This is not meant to challenge these players to try and be Myles Turner or Mitchell Robinson, who see balls get tossed at the basket and pretend they’re volleyballs, vessels that need to be spiked back to the earth with aplomb. If anything, they’re smart players who are aware of both their limitations protecting the rim and the fact that, depending on how the officials are feeling in the moment, they run the risk of getting called for a foul, even if they do exactly what they’re supposed to do and go straight up in the air and try to contest shots. And in the case of Baynes, it leads to stuff like this.

The rules of basketball disincentivize playing defense and reward turning your body into a crash test dummy. The problem goes beyond any one player or any one incident, even if Curry’s hand breaking is a high-profile example of the dangers at play. Because of the rules of basketball, a giant stood in front of someone much smaller than him, opted to get bowled over upon contact, and caused that smaller player to get hurt when they both tumbled to the ground. He did what the rules determined was the smart thing to do. Any rational person would process that and go “this means the rules should change.”

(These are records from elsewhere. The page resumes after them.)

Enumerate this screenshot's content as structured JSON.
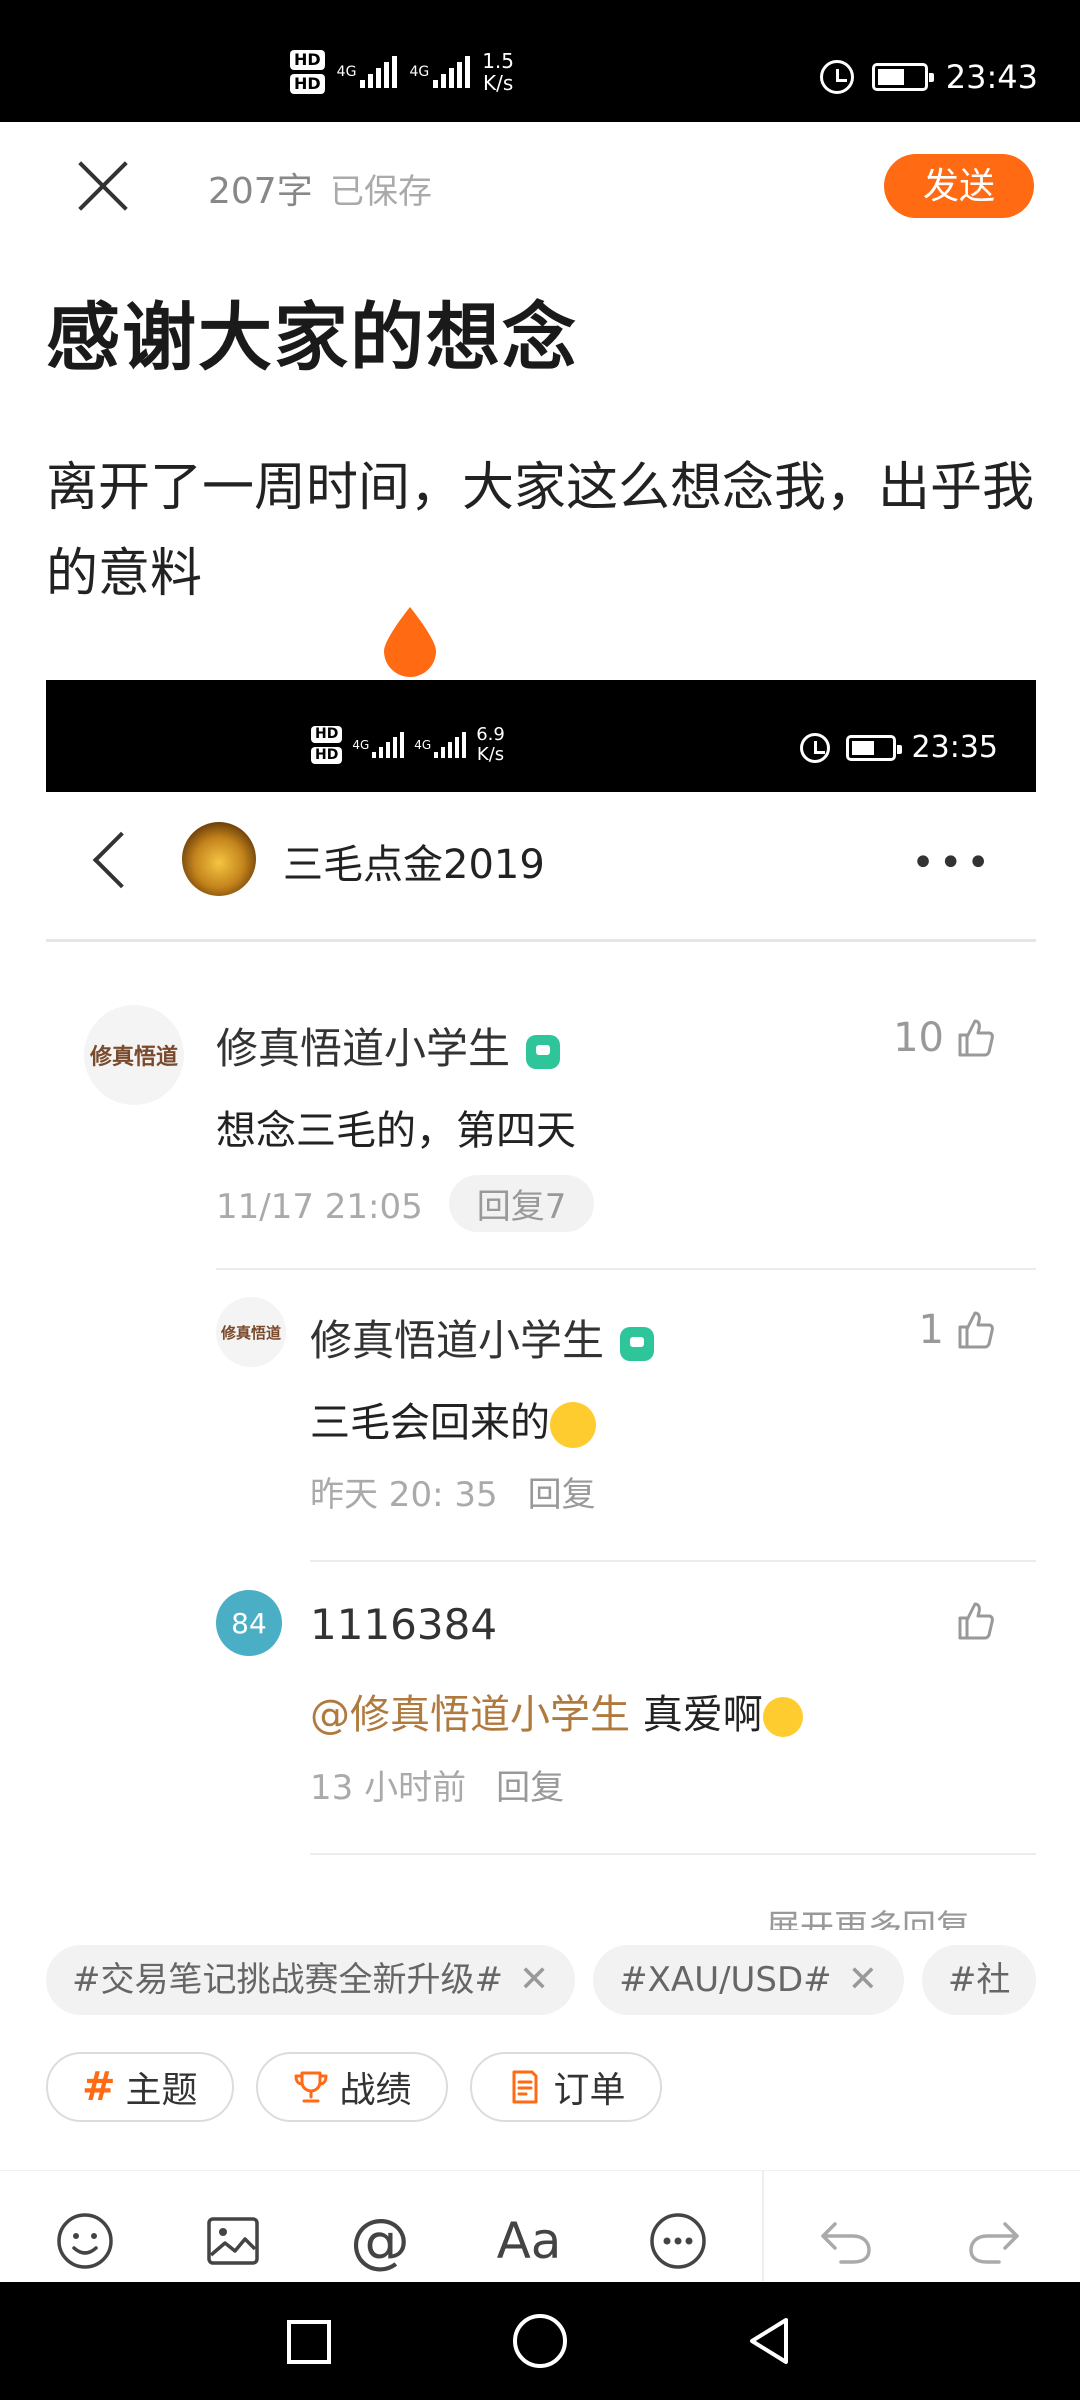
{
  "status_bar": {
    "hd1": "HD",
    "hd2": "HD",
    "net1": "4G",
    "net2": "4G",
    "speed_value": "1.5",
    "speed_unit": "K/s",
    "time": "23:43",
    "battery_level": 0.6
  },
  "editor": {
    "word_count": "207字",
    "saved_status": "已保存",
    "send_label": "发送",
    "title": "感谢大家的想念",
    "body": "离开了一周时间，大家这么想念我，出乎我的意料"
  },
  "embedded": {
    "status_bar": {
      "hd1": "HD",
      "hd2": "HD",
      "net1": "4G",
      "net2": "4G",
      "speed_value": "6.9",
      "speed_unit": "K/s",
      "time": "23:35",
      "battery_level": 0.6
    },
    "header": {
      "name": "三毛点金2019",
      "more": "•••"
    },
    "comments": [
      {
        "avatar_text": "修真悟道",
        "author": "修真悟道小学生",
        "likes": "10",
        "text": "想念三毛的，第四天",
        "time": "11/17 21:05",
        "reply": "回复7"
      },
      {
        "avatar_text": "修真悟道",
        "author": "修真悟道小学生",
        "likes": "1",
        "text": "三毛会回来的",
        "time": "昨天 20: 35",
        "reply": "回复"
      },
      {
        "avatar_text": "84",
        "author": "1116384",
        "likes": "",
        "mention": "@修真悟道小学生",
        "text": "真爱啊",
        "time": "13 小时前",
        "reply": "回复"
      }
    ],
    "expand_more": "展开更多回复"
  },
  "tags": [
    {
      "label": "#交易笔记挑战赛全新升级#"
    },
    {
      "label": "#XAU/USD#"
    },
    {
      "label": "#社"
    }
  ],
  "chips": [
    {
      "icon": "#",
      "label": "主题"
    },
    {
      "icon": "trophy-icon",
      "label": "战绩"
    },
    {
      "icon": "order-icon",
      "label": "订单"
    }
  ],
  "toolbar": [
    "emoji-icon",
    "image-icon",
    "at-icon",
    "font-icon",
    "more-icon",
    "undo-icon",
    "redo-icon"
  ],
  "colors": {
    "accent": "#ff6a13",
    "badge": "#2fc59a",
    "mention": "#b07a3e"
  }
}
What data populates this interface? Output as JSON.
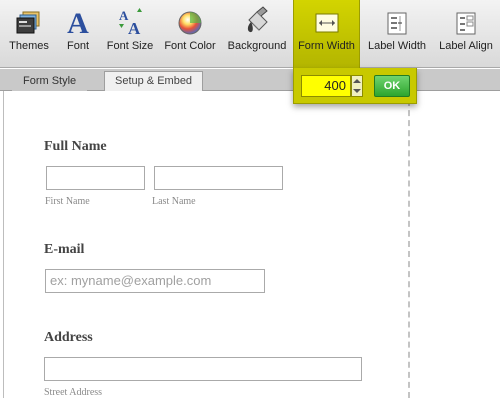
{
  "toolbar": {
    "items": [
      {
        "label": "Themes",
        "icon": "themes-icon"
      },
      {
        "label": "Font",
        "icon": "font-icon"
      },
      {
        "label": "Font Size",
        "icon": "font-size-icon"
      },
      {
        "label": "Font Color",
        "icon": "font-color-icon"
      },
      {
        "label": "Background",
        "icon": "background-icon"
      },
      {
        "label": "Form Width",
        "icon": "form-width-icon",
        "active": true
      },
      {
        "label": "Label Width",
        "icon": "label-width-icon"
      },
      {
        "label": "Label Align",
        "icon": "label-align-icon"
      }
    ]
  },
  "tabs": [
    {
      "label": "Form Style",
      "active": false
    },
    {
      "label": "Setup & Embed",
      "active": true
    }
  ],
  "width_popup": {
    "value": "400",
    "ok_label": "OK"
  },
  "form": {
    "full_name": {
      "label": "Full Name",
      "first_sublabel": "First Name",
      "last_sublabel": "Last Name"
    },
    "email": {
      "label": "E-mail",
      "placeholder": "ex: myname@example.com"
    },
    "address": {
      "label": "Address",
      "street_sublabel": "Street Address"
    }
  },
  "colors": {
    "active_tool": "#c8c900",
    "width_input": "#ffff00",
    "ok_button": "#3cb43c"
  }
}
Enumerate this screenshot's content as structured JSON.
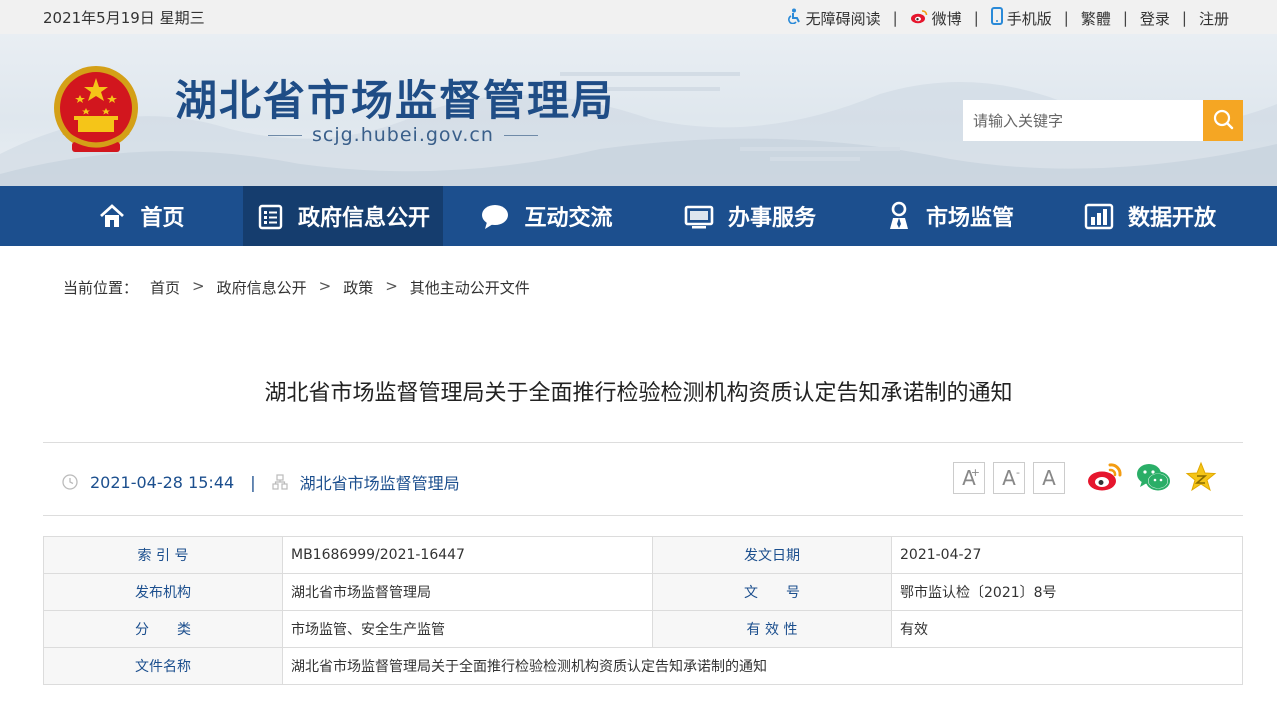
{
  "topbar": {
    "date": "2021年5月19日 星期三",
    "links": [
      "无障碍阅读",
      "微博",
      "手机版",
      "繁體",
      "登录",
      "注册"
    ]
  },
  "header": {
    "site_title": "湖北省市场监督管理局",
    "site_url": "scjg.hubei.gov.cn",
    "search_placeholder": "请输入关键字"
  },
  "nav": {
    "items": [
      "首页",
      "政府信息公开",
      "互动交流",
      "办事服务",
      "市场监管",
      "数据开放"
    ],
    "active": "政府信息公开"
  },
  "breadcrumb": {
    "label": "当前位置：",
    "items": [
      "首页",
      "政府信息公开",
      "政策",
      "其他主动公开文件"
    ]
  },
  "article": {
    "title": "湖北省市场监督管理局关于全面推行检验检测机构资质认定告知承诺制的通知",
    "datetime": "2021-04-28 15:44",
    "source": "湖北省市场监督管理局"
  },
  "font_buttons": [
    "A",
    "A",
    "A"
  ],
  "info_table": {
    "index_label": "索 引 号",
    "index_value": "MB1686999/2021-16447",
    "issue_date_label": "发文日期",
    "issue_date_value": "2021-04-27",
    "publisher_label": "发布机构",
    "publisher_value": "湖北省市场监督管理局",
    "doc_no_label": "文　　号",
    "doc_no_value": "鄂市监认检〔2021〕8号",
    "category_label": "分　　类",
    "category_value": "市场监管、安全生产监管",
    "validity_label": "有 效 性",
    "validity_value": "有效",
    "filename_label": "文件名称",
    "filename_value": "湖北省市场监督管理局关于全面推行检验检测机构资质认定告知承诺制的通知"
  },
  "colors": {
    "nav_bg": "#1c4f8e",
    "nav_active": "#153d6e",
    "accent": "#f5a623",
    "title_blue": "#1f4d86"
  }
}
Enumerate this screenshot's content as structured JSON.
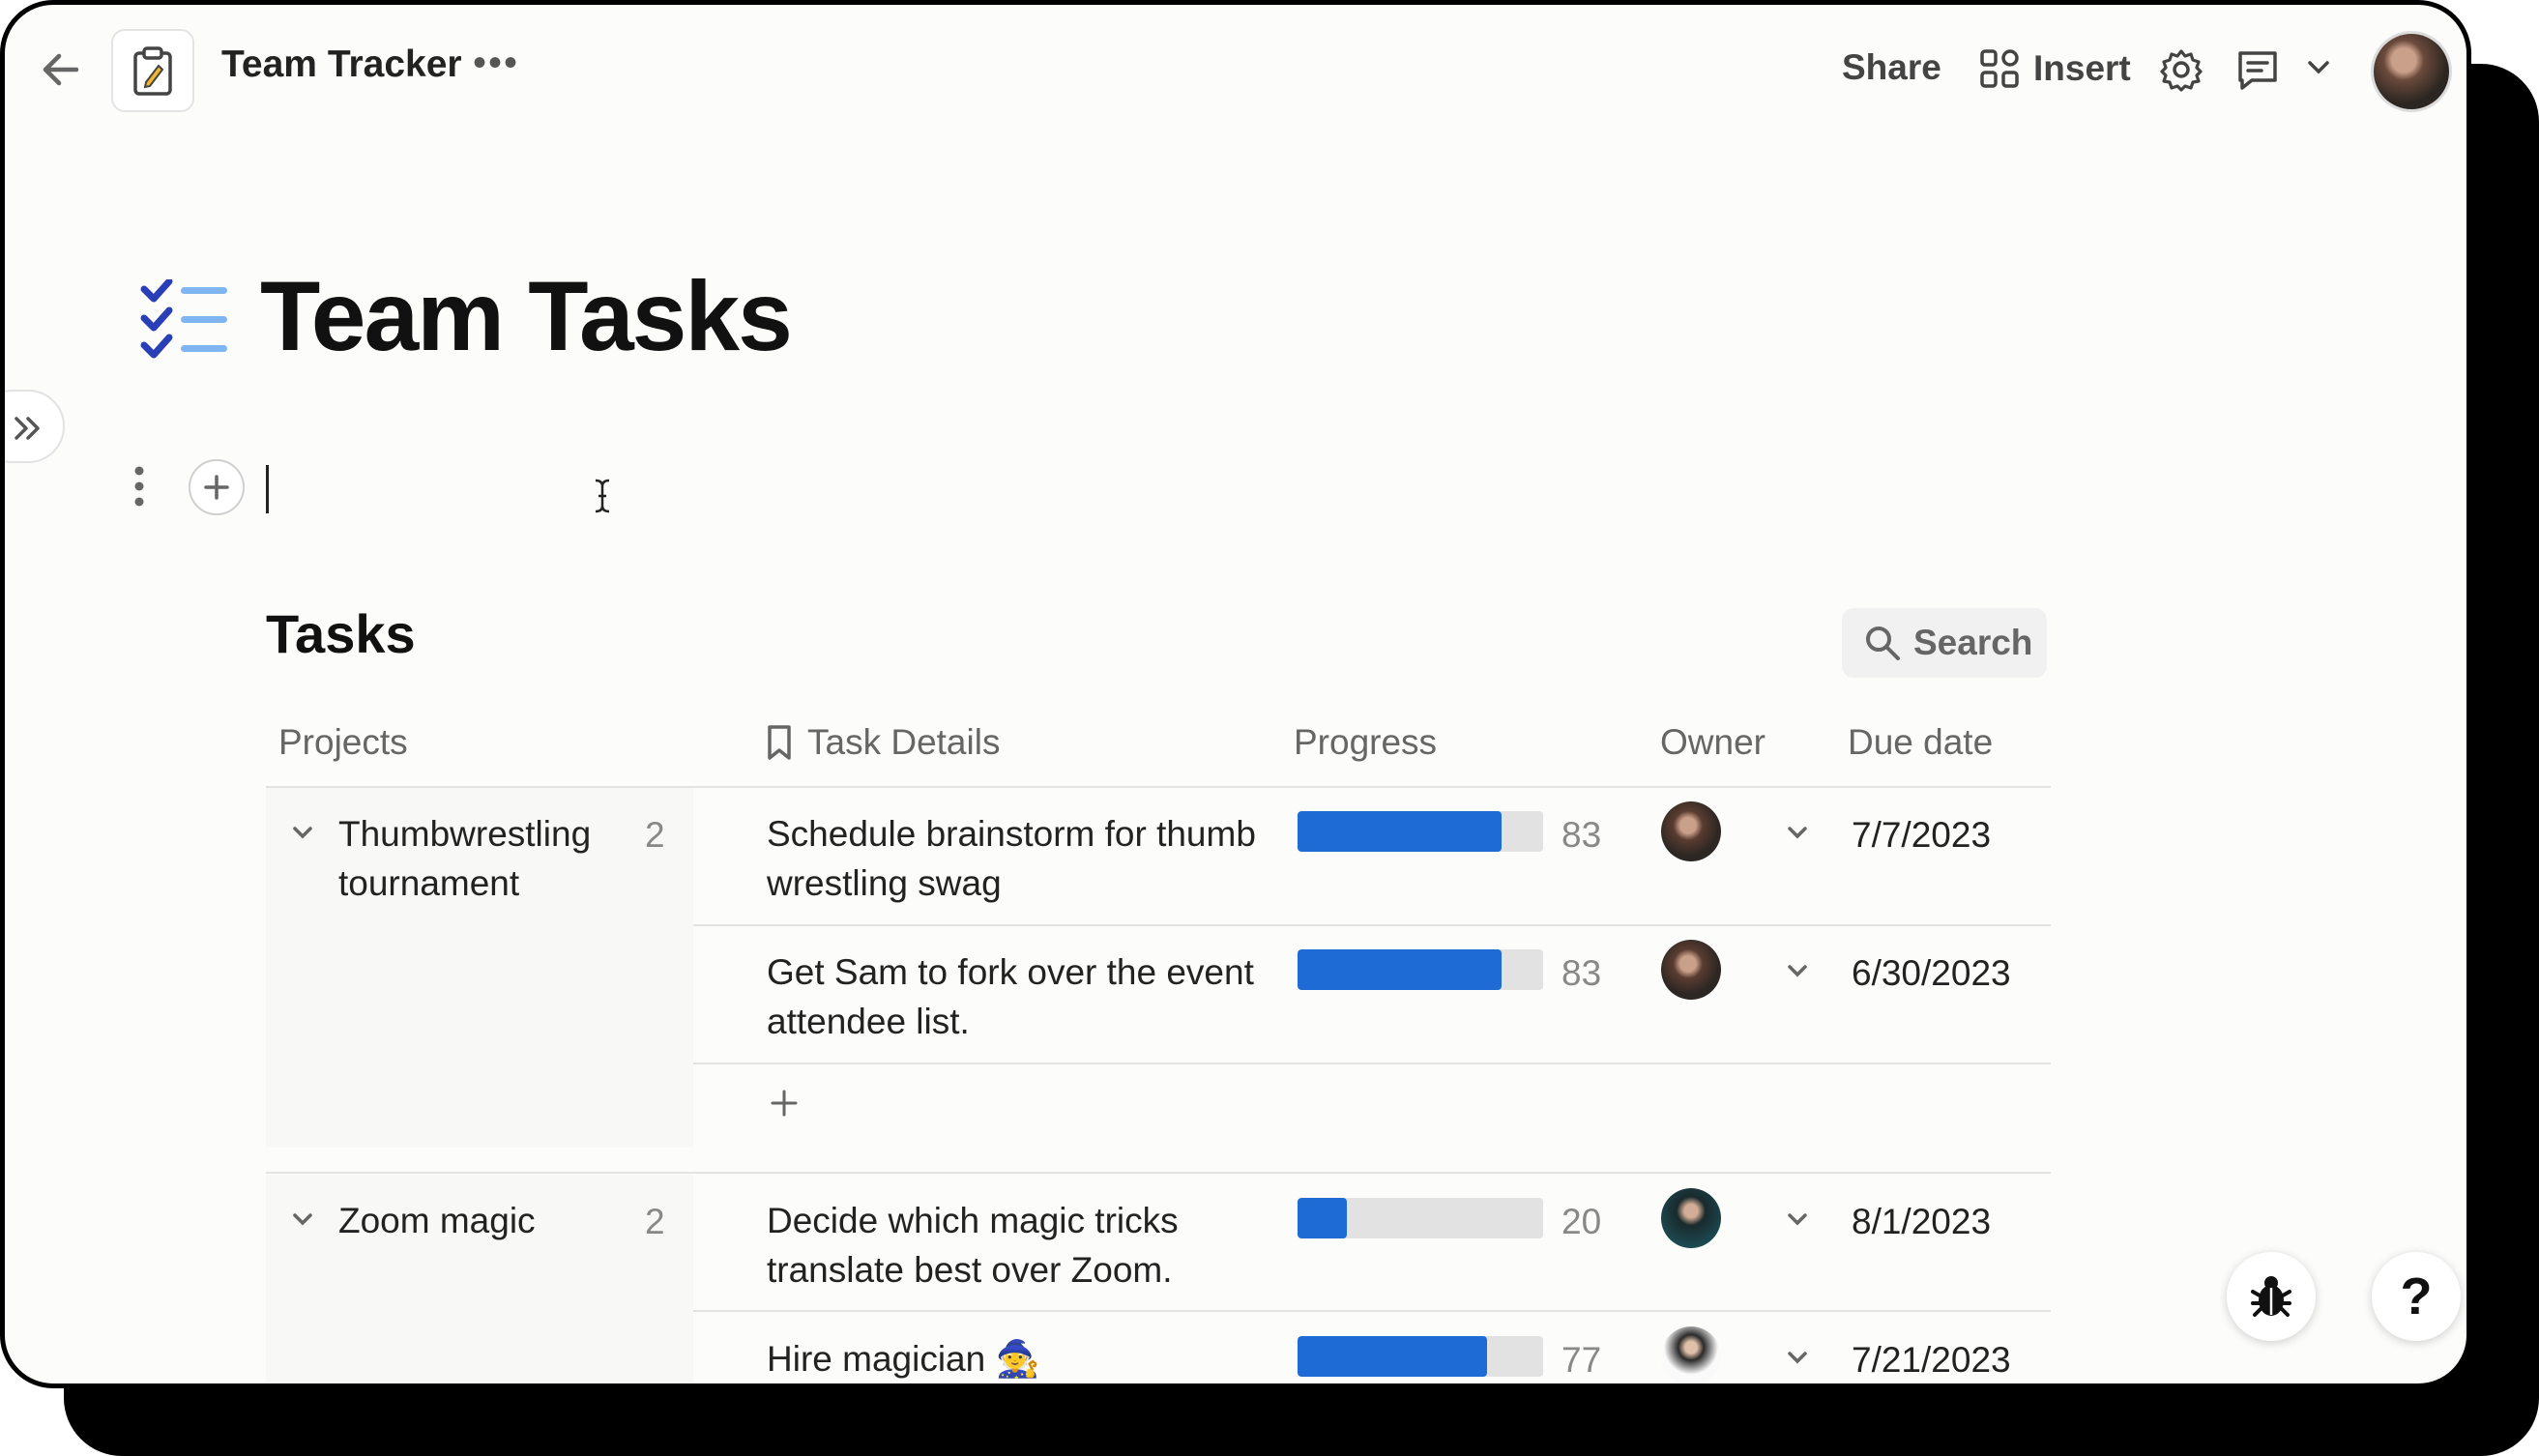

The NBA has to do something about drawing charges. There’s an aesthetic argument to be made, as camping out and trying to draw a charge when a guard blows by their defender instead of trying to play defense — especially when it comes via sliding under someone who is in the process of gathering or, even worse, going up for a dunk or a layup — is not something that should be rewarded. Beyond that, the necessity of falling to the ground to draw that offensive foul makes for an unnecessary danger, particularly when they’re near the basket.

Players falling to the ground so easily in an attempt to draw fouls aren’t just a danger because of the act of falling, but when they fall under the basket they are a hazard to players that need to land in that area after jumping in the air around the rim to either score, block a shot, or get a rebound. The league should at least consider ways to reduce the number of attempts made to take charges around the rim. Whether by expanding the restricted area or altering language of the charge rule, players purposefully falling to the ground makes the game worse and more dangerous.

The difficulty in this is that, in a game that constantly makes rule changes to benefit the offense, charges are the last bastion of hope for the defense in some cases. Changing charge rules would likely require other adjustments, namely allowing more contact from defenders and asking referees to be more attuned to watching for when the offensive player is the one creating that contact and either letting it go (or calling offensive fouls). None of it is perfect but it’s something that needs to be explored, because the charge isn’t just a frustrating element to the game, it’s a dangerous one.